Top of RECORDS PROVIDED
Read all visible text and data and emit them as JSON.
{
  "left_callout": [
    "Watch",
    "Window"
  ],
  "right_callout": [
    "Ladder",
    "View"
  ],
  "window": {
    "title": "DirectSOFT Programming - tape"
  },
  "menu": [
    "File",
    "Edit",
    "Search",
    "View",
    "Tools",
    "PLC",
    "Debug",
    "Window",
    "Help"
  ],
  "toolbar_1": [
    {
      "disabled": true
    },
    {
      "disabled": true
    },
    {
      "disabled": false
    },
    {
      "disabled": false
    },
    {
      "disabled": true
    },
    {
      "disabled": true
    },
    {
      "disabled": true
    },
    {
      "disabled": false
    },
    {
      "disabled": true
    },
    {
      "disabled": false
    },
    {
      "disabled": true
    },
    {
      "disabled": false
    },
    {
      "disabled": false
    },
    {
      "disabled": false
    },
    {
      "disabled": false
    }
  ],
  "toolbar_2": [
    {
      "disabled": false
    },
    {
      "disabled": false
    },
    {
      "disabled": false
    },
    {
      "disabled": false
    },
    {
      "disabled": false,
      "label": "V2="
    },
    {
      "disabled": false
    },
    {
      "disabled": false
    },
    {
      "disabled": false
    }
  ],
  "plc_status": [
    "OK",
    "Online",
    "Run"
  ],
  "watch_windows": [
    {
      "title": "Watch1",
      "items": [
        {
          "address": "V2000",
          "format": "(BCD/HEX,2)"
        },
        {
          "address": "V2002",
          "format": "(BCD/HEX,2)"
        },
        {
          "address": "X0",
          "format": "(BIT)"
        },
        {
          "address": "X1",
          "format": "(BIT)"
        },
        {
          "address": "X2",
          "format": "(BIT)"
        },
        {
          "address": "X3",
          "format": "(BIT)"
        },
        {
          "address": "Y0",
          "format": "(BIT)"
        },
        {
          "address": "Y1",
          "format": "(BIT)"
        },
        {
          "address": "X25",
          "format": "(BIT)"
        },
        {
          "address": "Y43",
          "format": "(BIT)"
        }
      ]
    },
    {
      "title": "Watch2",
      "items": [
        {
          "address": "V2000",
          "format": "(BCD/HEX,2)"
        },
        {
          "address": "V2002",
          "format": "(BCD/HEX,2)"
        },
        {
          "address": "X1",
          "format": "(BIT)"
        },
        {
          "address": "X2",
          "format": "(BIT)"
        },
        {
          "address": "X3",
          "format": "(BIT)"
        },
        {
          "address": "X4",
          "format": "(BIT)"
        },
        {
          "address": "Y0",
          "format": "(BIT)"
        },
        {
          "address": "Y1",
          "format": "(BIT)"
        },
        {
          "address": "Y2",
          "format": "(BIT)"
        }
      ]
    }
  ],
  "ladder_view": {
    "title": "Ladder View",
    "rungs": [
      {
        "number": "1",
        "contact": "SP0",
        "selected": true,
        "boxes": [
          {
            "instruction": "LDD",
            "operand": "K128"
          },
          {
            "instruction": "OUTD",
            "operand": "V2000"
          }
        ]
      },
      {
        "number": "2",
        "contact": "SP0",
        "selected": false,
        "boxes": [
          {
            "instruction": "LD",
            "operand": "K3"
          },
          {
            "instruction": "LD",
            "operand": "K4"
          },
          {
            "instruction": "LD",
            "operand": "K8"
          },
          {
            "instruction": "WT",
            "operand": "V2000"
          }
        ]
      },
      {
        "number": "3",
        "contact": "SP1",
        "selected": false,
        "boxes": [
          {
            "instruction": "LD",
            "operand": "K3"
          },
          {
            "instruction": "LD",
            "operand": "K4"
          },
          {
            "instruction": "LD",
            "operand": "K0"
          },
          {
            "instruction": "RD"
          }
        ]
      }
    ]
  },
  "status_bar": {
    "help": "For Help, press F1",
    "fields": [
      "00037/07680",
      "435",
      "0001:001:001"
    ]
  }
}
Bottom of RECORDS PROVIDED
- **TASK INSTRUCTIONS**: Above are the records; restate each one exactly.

- **SOLUTION**:
Read all visible text and data and emit them as JSON.
{
  "left_callout": [
    "Watch",
    "Window"
  ],
  "right_callout": [
    "Ladder",
    "View"
  ],
  "window": {
    "title": "DirectSOFT Programming - tape"
  },
  "menu": [
    "File",
    "Edit",
    "Search",
    "View",
    "Tools",
    "PLC",
    "Debug",
    "Window",
    "Help"
  ],
  "toolbar_1": [
    {
      "disabled": true
    },
    {
      "disabled": true
    },
    {
      "disabled": false
    },
    {
      "disabled": false
    },
    {
      "disabled": true
    },
    {
      "disabled": true
    },
    {
      "disabled": true
    },
    {
      "disabled": false
    },
    {
      "disabled": true
    },
    {
      "disabled": false
    },
    {
      "disabled": true
    },
    {
      "disabled": false
    },
    {
      "disabled": false
    },
    {
      "disabled": false
    },
    {
      "disabled": false
    }
  ],
  "toolbar_2": [
    {
      "disabled": false
    },
    {
      "disabled": false
    },
    {
      "disabled": false
    },
    {
      "disabled": false
    },
    {
      "disabled": false,
      "label": "V2="
    },
    {
      "disabled": false
    },
    {
      "disabled": false
    },
    {
      "disabled": false
    }
  ],
  "plc_status": [
    "OK",
    "Online",
    "Run"
  ],
  "watch_windows": [
    {
      "title": "Watch1",
      "items": [
        {
          "address": "V2000",
          "format": "(BCD/HEX,2)"
        },
        {
          "address": "V2002",
          "format": "(BCD/HEX,2)"
        },
        {
          "address": "X0",
          "format": "(BIT)"
        },
        {
          "address": "X1",
          "format": "(BIT)"
        },
        {
          "address": "X2",
          "format": "(BIT)"
        },
        {
          "address": "X3",
          "format": "(BIT)"
        },
        {
          "address": "Y0",
          "format": "(BIT)"
        },
        {
          "address": "Y1",
          "format": "(BIT)"
        },
        {
          "address": "X25",
          "format": "(BIT)"
        },
        {
          "address": "Y43",
          "format": "(BIT)"
        }
      ]
    },
    {
      "title": "Watch2",
      "items": [
        {
          "address": "V2000",
          "format": "(BCD/HEX,2)"
        },
        {
          "address": "V2002",
          "format": "(BCD/HEX,2)"
        },
        {
          "address": "X1",
          "format": "(BIT)"
        },
        {
          "address": "X2",
          "format": "(BIT)"
        },
        {
          "address": "X3",
          "format": "(BIT)"
        },
        {
          "address": "X4",
          "format": "(BIT)"
        },
        {
          "address": "Y0",
          "format": "(BIT)"
        },
        {
          "address": "Y1",
          "format": "(BIT)"
        },
        {
          "address": "Y2",
          "format": "(BIT)"
        }
      ]
    }
  ],
  "ladder_view": {
    "title": "Ladder View",
    "rungs": [
      {
        "number": "1",
        "contact": "SP0",
        "selected": true,
        "boxes": [
          {
            "instruction": "LDD",
            "operand": "K128"
          },
          {
            "instruction": "OUTD",
            "operand": "V2000"
          }
        ]
      },
      {
        "number": "2",
        "contact": "SP0",
        "selected": false,
        "boxes": [
          {
            "instruction": "LD",
            "operand": "K3"
          },
          {
            "instruction": "LD",
            "operand": "K4"
          },
          {
            "instruction": "LD",
            "operand": "K8"
          },
          {
            "instruction": "WT",
            "operand": "V2000"
          }
        ]
      },
      {
        "number": "3",
        "contact": "SP1",
        "selected": false,
        "boxes": [
          {
            "instruction": "LD",
            "operand": "K3"
          },
          {
            "instruction": "LD",
            "operand": "K4"
          },
          {
            "instruction": "LD",
            "operand": "K0"
          },
          {
            "instruction": "RD"
          }
        ]
      }
    ]
  },
  "status_bar": {
    "help": "For Help, press F1",
    "fields": [
      "00037/07680",
      "435",
      "0001:001:001"
    ]
  }
}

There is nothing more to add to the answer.